In July 1968, an explosive epidemic of acute febrile illness occurred at a county health department facility in Pontiac, Michigan. Illness characterized principally by fever, headache, myalgia, and malaise affected at least 144 persons, including 95 of 100 persons employed in the health department building. The mean incubation period was approximately 36(More)
  • Thomas H Glick
  • 2005
How should medical educators choose learning objectives and teaching content in clinical education? Given the information chain reaction, coverage of all significant topics in sufficient depth is not possible. Choosing subjects of high priority is essential if education is to have maximum impact on quality of care. These priorities should not derive from(More)
The study's objective was to promote understanding of the integration of preclerkship learning in neuroscience, psychiatry, and neurology and to share the authors' experience with such a program. A dualism, which may have survived in the past for lack of robust evidence of mind-brain relationships, is now increasingly outmoded. Medical school education(More)
  • Thomas H Glick
  • 2002
The challenge of how best to evaluate educational scholars (and specifically, clinician-educators) and teachers for promotion continues to confront academia.
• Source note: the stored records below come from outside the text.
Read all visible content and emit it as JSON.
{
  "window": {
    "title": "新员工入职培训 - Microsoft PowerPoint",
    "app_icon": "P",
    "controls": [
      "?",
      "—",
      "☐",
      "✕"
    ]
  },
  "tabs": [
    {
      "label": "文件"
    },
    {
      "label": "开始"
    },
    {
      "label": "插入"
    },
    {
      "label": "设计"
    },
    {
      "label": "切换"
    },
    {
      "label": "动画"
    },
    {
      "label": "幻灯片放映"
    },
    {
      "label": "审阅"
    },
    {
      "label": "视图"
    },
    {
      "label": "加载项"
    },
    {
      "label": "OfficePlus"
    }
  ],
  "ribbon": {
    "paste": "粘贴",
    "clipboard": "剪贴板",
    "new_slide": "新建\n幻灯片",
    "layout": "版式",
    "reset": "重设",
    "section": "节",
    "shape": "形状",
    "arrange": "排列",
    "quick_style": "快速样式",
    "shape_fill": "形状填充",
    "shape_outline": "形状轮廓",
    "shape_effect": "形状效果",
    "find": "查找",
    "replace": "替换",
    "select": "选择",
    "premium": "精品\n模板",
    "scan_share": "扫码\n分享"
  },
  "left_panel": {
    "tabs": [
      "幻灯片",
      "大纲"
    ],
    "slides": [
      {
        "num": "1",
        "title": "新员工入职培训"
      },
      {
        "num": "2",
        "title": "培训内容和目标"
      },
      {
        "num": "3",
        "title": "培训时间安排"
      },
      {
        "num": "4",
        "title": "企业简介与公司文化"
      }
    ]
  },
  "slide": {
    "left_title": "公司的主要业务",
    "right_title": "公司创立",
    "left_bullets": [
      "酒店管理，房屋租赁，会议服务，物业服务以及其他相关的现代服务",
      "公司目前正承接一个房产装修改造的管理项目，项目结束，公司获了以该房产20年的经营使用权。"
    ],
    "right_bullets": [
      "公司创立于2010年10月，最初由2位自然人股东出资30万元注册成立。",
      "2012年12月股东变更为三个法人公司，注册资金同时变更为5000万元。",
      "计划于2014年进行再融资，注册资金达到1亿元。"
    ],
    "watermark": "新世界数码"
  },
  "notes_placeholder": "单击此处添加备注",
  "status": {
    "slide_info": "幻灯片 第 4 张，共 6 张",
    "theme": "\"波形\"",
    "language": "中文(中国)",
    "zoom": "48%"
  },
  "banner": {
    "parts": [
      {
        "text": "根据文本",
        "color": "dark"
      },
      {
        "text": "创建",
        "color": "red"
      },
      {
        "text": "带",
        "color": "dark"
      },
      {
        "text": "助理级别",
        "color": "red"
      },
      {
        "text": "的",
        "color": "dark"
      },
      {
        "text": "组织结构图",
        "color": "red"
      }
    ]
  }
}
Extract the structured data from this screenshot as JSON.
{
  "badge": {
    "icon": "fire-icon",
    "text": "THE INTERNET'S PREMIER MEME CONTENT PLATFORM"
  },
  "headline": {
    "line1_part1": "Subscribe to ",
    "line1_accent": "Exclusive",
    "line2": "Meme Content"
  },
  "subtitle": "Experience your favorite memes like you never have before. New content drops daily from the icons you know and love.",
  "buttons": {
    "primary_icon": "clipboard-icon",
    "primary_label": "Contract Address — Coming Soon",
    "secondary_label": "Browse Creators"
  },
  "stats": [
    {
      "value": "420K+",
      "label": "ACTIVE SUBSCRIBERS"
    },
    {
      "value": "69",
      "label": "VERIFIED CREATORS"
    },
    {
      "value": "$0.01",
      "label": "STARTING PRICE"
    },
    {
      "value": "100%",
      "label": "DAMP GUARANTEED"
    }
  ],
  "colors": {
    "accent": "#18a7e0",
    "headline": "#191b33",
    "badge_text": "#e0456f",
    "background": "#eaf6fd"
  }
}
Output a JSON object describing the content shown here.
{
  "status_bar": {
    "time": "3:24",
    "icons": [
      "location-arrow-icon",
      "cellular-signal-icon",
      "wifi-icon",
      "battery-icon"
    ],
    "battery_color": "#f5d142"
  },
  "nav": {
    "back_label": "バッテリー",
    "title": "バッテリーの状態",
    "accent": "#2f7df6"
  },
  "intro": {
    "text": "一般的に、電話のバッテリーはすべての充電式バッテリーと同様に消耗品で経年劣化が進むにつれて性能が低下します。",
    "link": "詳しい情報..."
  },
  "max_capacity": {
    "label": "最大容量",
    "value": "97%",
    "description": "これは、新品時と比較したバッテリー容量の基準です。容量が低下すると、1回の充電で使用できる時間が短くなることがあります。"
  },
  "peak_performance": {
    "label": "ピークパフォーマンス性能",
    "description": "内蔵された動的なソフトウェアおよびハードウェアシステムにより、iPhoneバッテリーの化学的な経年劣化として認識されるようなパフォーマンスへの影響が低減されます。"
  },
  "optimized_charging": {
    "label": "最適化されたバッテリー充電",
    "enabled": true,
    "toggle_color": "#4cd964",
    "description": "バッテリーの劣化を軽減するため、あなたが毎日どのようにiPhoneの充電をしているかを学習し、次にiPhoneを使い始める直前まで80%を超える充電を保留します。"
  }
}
While the work of educational scholars and teachers often overlaps, the terms for justifying their promotion differ substantially. In each case, the author maintains that evaluation should be oriented(More)
Practice pressures and quality improvement require greater efficiency and effectiveness in the neurologic examination. I hypothesized that certain 'marginal' elements of the examination rarely add value and that 'core' elements, exemplified by the plantar response (Babinski), are too often poorly performed or interpreted. I analyzed 100 published,(More)
BACKGROUND Major forces in society and within health systems are fragmenting patient care and clinical learning. The distancing of physician and trainee from the patient undermines learning about the patient-doctor relationship. The disconnection of care and learning from one successive venue to another impedes the ability of trainees to learn about illness(More)
Neurologists have a professional opportunity, an ethical responsibility, and sound clinical and economic reasons for engaging in efforts to improve patient safety. Better communication with patients and other providers, closer follow-up of consultation cases, and more focused supervision of trainees will help to reduce current patterns of error and(More)